Claire said...

This is all so true. I always felt fat (and was told I was by kids at school and horrible adults) then one day I looked in the mirror and I had finally eaten myself to the size I thought I had been all along.

Looking back at old photo's I wasn't fat at all then but I felt it. I'm losing weight now and have a long way to go - BUT I feel thinner now than I did in my teens despite being MUCH heavier.

When I was at school they used to say - 'these are the best days of your life' - I prayed that wasn't true - and it wasn't!

Alexia@theonelastthing.com said...

Lyn, I totally thought I was fat when I wasn't as a teen. Check out my pic, too. It does help to remember how off our perceptions can be! I can think I'm looking great and looking awful in the same day sometimes!

Bethany said...

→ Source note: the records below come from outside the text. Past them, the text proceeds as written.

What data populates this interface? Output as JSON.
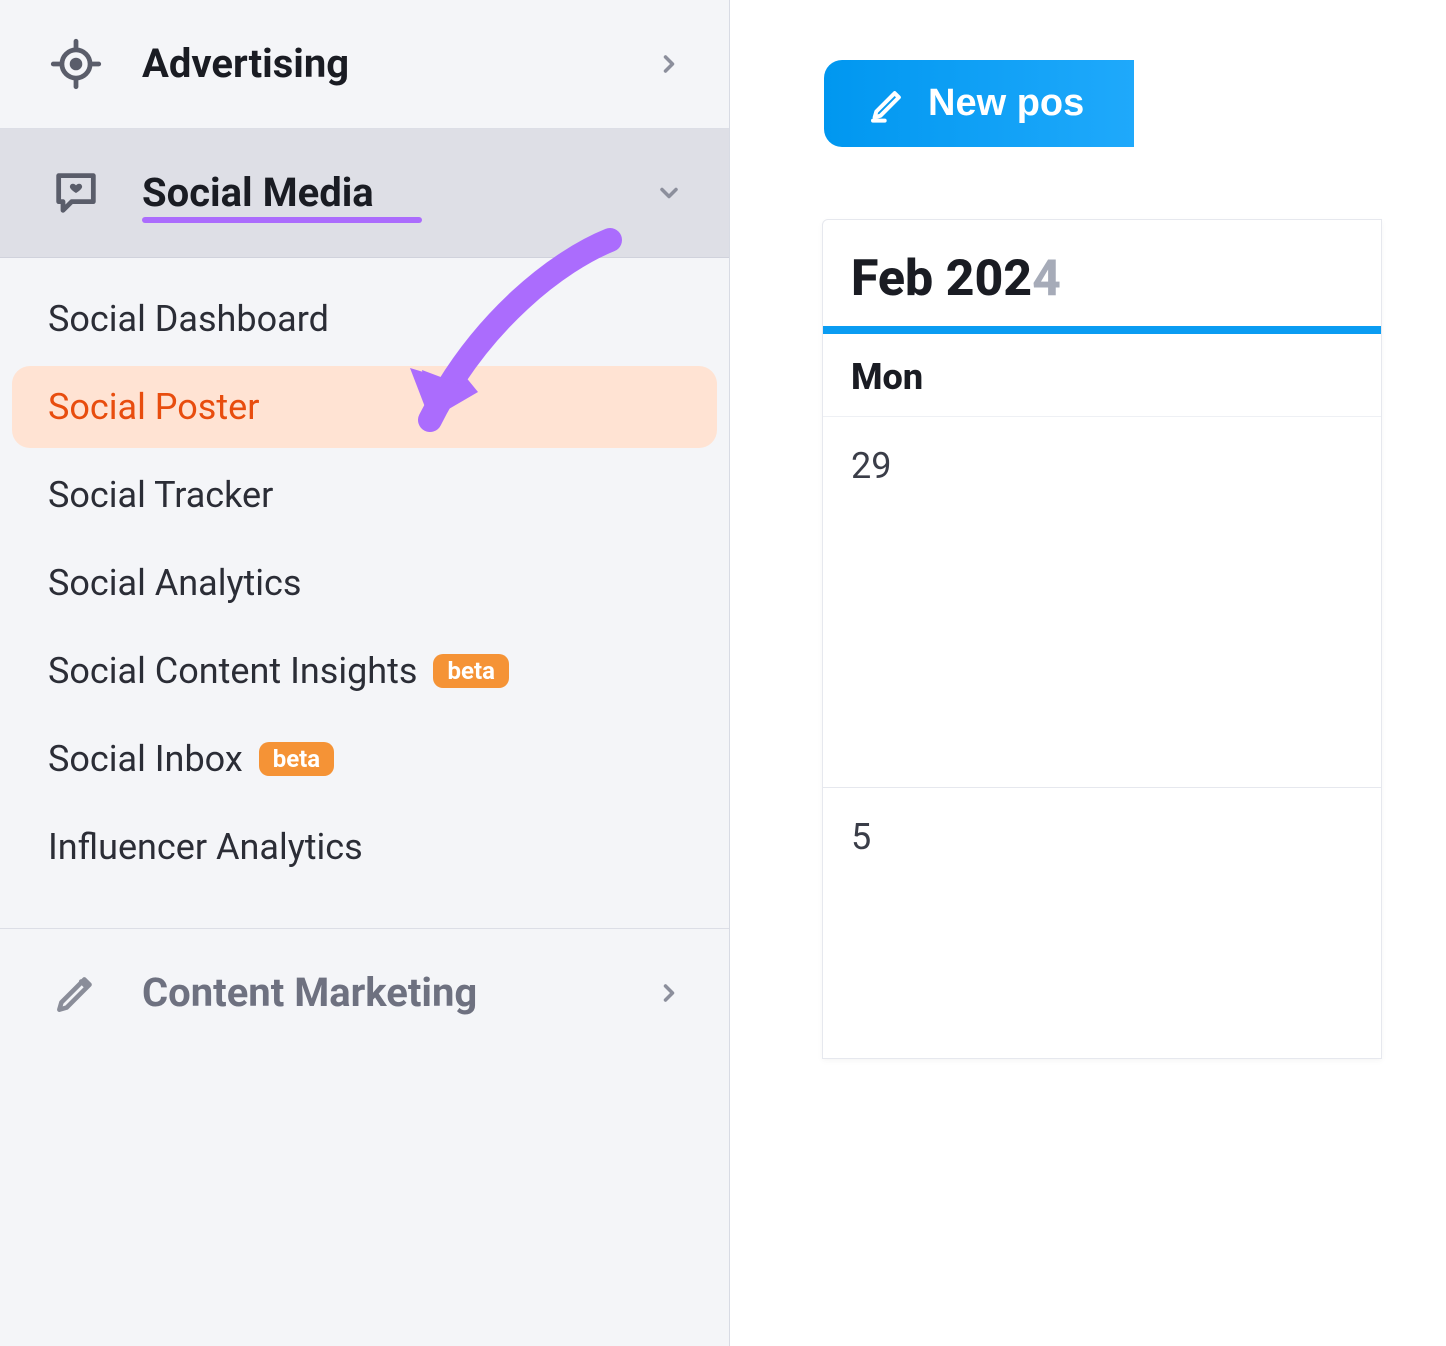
{
  "sidebar": {
    "sections": {
      "advertising": {
        "label": "Advertising"
      },
      "social_media": {
        "label": "Social Media"
      },
      "content_marketing": {
        "label": "Content Marketing"
      }
    },
    "submenu": [
      {
        "label": "Social Dashboard",
        "beta": ""
      },
      {
        "label": "Social Poster",
        "beta": ""
      },
      {
        "label": "Social Tracker",
        "beta": ""
      },
      {
        "label": "Social Analytics",
        "beta": ""
      },
      {
        "label": "Social Content Insights",
        "beta": "beta"
      },
      {
        "label": "Social Inbox",
        "beta": "beta"
      },
      {
        "label": "Influencer Analytics",
        "beta": ""
      }
    ]
  },
  "main": {
    "new_post_label": "New pos",
    "calendar": {
      "month_prefix": "Feb 202",
      "month_suffix": "4",
      "day_header": "Mon",
      "cells": [
        "29",
        "5"
      ]
    }
  },
  "colors": {
    "accent_blue": "#0a9cf2",
    "highlight_orange": "#e84d0e",
    "highlight_bg": "#ffe3d3",
    "annotation_purple": "#ab6cfd",
    "beta_orange": "#f59336"
  }
}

Yep--this is me. Only I really did become the fat girl in middle school. I lost the weight in high school but I never did feel skinny. Looking back now, I realize I looked awesome. But in my mind I was still not skinny enough. My perceptions led to the regaining of all that weight. It's really amazing how much power our minds hold over us...
Bethany

LastJourneyDown said...

What a great post! Yeah... the "trust" in the measurements and pounds as they go down is critical - and you are doing soooo great! Keep it up - how inspiring!
Miche

Winivere said...

Excellent post. We are our worst enemies and our worst critics! Stop it!
XX

Kiki said...

What a great post and so many wonderful comments!

I too had the wrong view of my body in middle school. I developed early. So I had a chest and rounded hips when the other girls were sticks. Because of that I thought I was fat. I ended up eating through the frustration and then TRULY became fat.

Thanks for your wonderful writing.

Meg said...

Same exact thing for me, too. Amazing. Thought I was fat when I was skinny. I just wrote about it, too. What is that!! I know I had that same swimsuit, also. circa 1979.
Big sigh. We'll get there.

Heather Waghelstein said...

You have such a nice bliog. This entry rings true to me. Perception is a major part of the battle. I had lost 90 pounds yet couldn't see the skinny. Then I gained 40. I look forward to reading more of your blog.

Ria said...

What a great post! I can totally relate to both feeling way too fat at times when I really wasn't, and not really seeing the difference between my highest and current weight when I look in the mirror.

rmslil said...

I remember so clearly my first high school boyfriend telling me as we were walking out the door of school that alot of guys thought I was beautiful but would not ask me out because I was over-weight. Needless to say we did not date long and that statement really hurt me. He was trying to tell me he looked beyond but all I heard was that people thought I was overweight and guys did not like me because of that. I know where you are coming from and it takes a long time to put that mentality behind you. Good luck on your journey.

ani said...

Wow - so true for me too. Great post!

I just found your blog and am catching up. You write so well and I can so completely relate. I'm glad I found you. Best wishes for 2009

run4change said...

Oh this is a great post. I so understand it. I have pics of when I was younger to. Great job and keep up the good work.
http://run4change.wordpress.com

fitforfree said...

I can totally relate!!!

keep up the great work :-)

Kristen said...

Wow. I could have totally written this blog.

Even now, while walking down the street, I often think that people are looking at me thinking I'm chunky. It's sick really. I'm a size 8. Very average, if not on the smaller side of average around here.

The Brown Recluse said...

I could have written this. It's my story, too. I see pictures of me when I was a teenager, and think, "Wow, I was not fat!" But in my head, I was huge. I think I remember when it first became ingrained in me. My older brother started calling me "pig" at an early age... I've struggled all my life with what's in my head and what's on my body.
~Margaret